NIOSH has released a study on the safety and health hazards posed by marijuana growing farms. Of concern for employers are the risks for musculoskeletal disorders, as well as dermal contact exposure to both THC and Botrytis cinerea, a plant pathogen.
The National Institute for Occupational Safety and Health (NIOSH) has recently published the results of a potential hazards evaluation associated with the harvesting and processing of cannabis at a Washington state outdoor organic farm. Health Hazard Evaluation Report, No. 2015-0111-3271 (April 2017).
The Report concludes that “if hand trimming tasks are performed for longer periods than we observed, the repetitive hand motions create a risk for hand and wrist musculoskeletal disorders. Tetrahydrocannabinol (THC), the psychoactive component in cannabis, was detected on all surface wipe samples.
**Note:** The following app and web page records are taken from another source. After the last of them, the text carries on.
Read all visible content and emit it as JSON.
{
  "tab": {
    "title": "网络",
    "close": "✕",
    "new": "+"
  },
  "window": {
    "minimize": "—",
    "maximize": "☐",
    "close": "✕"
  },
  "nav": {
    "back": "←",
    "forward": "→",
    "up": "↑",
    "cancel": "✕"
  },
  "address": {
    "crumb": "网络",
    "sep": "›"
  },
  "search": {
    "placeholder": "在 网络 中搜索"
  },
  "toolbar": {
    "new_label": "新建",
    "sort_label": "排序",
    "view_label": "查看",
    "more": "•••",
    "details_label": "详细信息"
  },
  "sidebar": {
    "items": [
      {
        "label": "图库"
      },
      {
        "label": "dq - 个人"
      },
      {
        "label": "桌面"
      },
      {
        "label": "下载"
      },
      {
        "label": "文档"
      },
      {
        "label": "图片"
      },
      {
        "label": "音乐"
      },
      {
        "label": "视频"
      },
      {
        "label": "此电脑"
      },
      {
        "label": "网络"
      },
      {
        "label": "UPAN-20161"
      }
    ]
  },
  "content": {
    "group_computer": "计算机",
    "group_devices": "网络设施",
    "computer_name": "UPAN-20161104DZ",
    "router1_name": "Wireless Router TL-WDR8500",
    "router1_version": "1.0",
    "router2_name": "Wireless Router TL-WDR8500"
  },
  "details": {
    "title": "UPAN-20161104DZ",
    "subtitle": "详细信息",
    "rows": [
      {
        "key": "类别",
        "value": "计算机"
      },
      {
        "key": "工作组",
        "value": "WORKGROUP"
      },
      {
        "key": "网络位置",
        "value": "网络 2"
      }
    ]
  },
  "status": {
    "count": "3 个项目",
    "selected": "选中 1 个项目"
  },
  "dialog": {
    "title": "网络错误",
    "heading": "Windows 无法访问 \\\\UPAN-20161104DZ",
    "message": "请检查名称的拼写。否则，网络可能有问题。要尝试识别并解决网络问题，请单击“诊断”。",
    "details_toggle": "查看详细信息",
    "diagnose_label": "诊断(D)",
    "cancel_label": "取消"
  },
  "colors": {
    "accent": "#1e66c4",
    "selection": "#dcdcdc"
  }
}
Botrytis cinerea, a plant pathogen that can cause allergic reactions in exposed individuals, was the predominant fungal species identified.”
NIOSH has provided the following methods for mitigating and managing the hazards:
- Change hook line hanging heights to correspond with typical stem length and employee working technique.
- Provide frequent breaks for employees when they are trimming cannabis by hand.
- Develop a plan to rotate employees among jobs that use different muscle groups.
- Train employees on tool cleaning, lubrication, sharpening, and maintenance.
- Develop a cleaning schedule to remove tetrahydrocannabinol from work and tool surfaces.
- Train employees to wear non-latex gloves when handling cannabis, cannabis products, or equipment that contacts cannabis.
- Train employees to wash their skin with soap and water after removing gloves.
Employers in this industry can use these NIOSH recommendations to develop their own employee safety and training programs or to update their existing programs, as appropriate. At a minimum, employers who have a written program in place may wish to make sure that they have covered all of the topics highlighted in this NIOSH Report. Coordinating employer written materials with the NIOSH recommendations may improve employee safety and reduce the likelihood of workplace incidents. Moreover, compliance with the NIOSH recommendations also may reduce the employer’s liability for an OSHA citation, should OSHA conduct an onsite inspection and find safety hazards unaddressed.